For many years Michael’s main tone tools were a Gibson Flying V and Marshall stacks, while these days he favours signature Dean V’s, though he has stuck resolutely with his Marshalls. For both the video session and backing track production I used a Musicman Axis Supersport. I also used an EVH wah pedal and an Xotic EP Booster. When recreating the Schenker tone, remember that although this is considered heavy metal, it’s vintage metal, so don’t make things too dirty.
Our track is based around two sections, a verse and a chorus, with the feel of the track being an up-tempo driving swing/ shuffle.
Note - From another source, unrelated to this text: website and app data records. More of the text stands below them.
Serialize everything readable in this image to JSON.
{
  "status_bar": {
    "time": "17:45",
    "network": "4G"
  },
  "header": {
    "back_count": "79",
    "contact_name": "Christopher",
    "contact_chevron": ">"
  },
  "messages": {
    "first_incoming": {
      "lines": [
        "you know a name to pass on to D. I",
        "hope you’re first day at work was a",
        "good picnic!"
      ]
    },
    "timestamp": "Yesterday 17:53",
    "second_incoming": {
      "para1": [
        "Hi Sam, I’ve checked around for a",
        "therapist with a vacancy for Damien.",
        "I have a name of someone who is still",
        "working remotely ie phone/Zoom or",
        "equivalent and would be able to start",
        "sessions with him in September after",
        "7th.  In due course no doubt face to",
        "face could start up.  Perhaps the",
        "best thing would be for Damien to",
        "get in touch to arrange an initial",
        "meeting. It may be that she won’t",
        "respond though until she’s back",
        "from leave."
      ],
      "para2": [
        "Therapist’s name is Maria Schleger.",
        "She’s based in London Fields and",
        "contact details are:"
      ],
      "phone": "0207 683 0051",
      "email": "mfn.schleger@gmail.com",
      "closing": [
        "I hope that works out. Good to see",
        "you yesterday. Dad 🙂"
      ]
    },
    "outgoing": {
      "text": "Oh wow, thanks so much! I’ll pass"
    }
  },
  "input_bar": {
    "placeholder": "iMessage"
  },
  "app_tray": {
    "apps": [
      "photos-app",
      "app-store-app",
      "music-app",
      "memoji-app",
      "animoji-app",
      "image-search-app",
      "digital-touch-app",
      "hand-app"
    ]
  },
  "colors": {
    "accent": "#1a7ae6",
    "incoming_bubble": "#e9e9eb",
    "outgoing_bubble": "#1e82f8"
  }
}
Our first section has a slight Into the Arena feel and sound about it. The verse section is based around E natural minor, and consists of an E5 power chord being performed against a driving muted open 6th string, performed with palm muting. Make sure that the chord really cuts through and the low muted root note is tight and driven. The chord is embellished with various fills, the first being a triplet scale based idea that uses notes from E minor scale.
The verse riff also includes chord fills based around C5, A5, D5 and B5, as well as another scale based line that is performed with a tight muted triplet rhythm. Throughout this entire section, timing and feel is essential, so make sure you pay close attention to keeping the triplets nice and tight and make sure your picking is accurate and consistent.
The chorus section changes feel and moves into a bluesier dominant feel, with the next riff being based around both A and D Mixolydian. These new riffs are quite tricky as they make use of the open A and D strings, pedal between fretted and open string notes with our triple swing groove. This riff borrows slightly from the classic track Captain Nemo. These riff may prove quite tricky, as left and right hand coordination is vital; it’s very easy here to get things out of sync and mute the open strings by accident.
Following our chorus we head back into the verse riff which repeats twice, although on the repeat we introduce a figure the makes use of major and minor 3rd’s performed on the G and B strings, against an open E. This little figure is reminiscent of something heard on the UFO track Lights Out.
Now it’s solo time, and things kick off over our chorus section, with our intro lick including bluesy bends, and making use of the Major/Minor dominant A pentatonic scale; a kind of hybrid of both scales that crosses both major and minor 3rds, and resulting in a very bluesy sound. Our next lick compliments the D riff, by also including some pull off ideas on the open D string. The next lick is a tricky ascending figure that crosses the neck covering both A major and minor pentatonic scales.
The final part of the solo is performed over the verse section and includes some fast pentatonic flurries, a signature sound in Michael’s playing, plus a slightly tricky descending scale sequence. The solo concludes with a tremolo picked line based around E harmonic minor.
As you can see there’s a lot of different techniques and approaches in this track, so I would advise that you take things slowly, and approach this in bite size sections before piecing it together.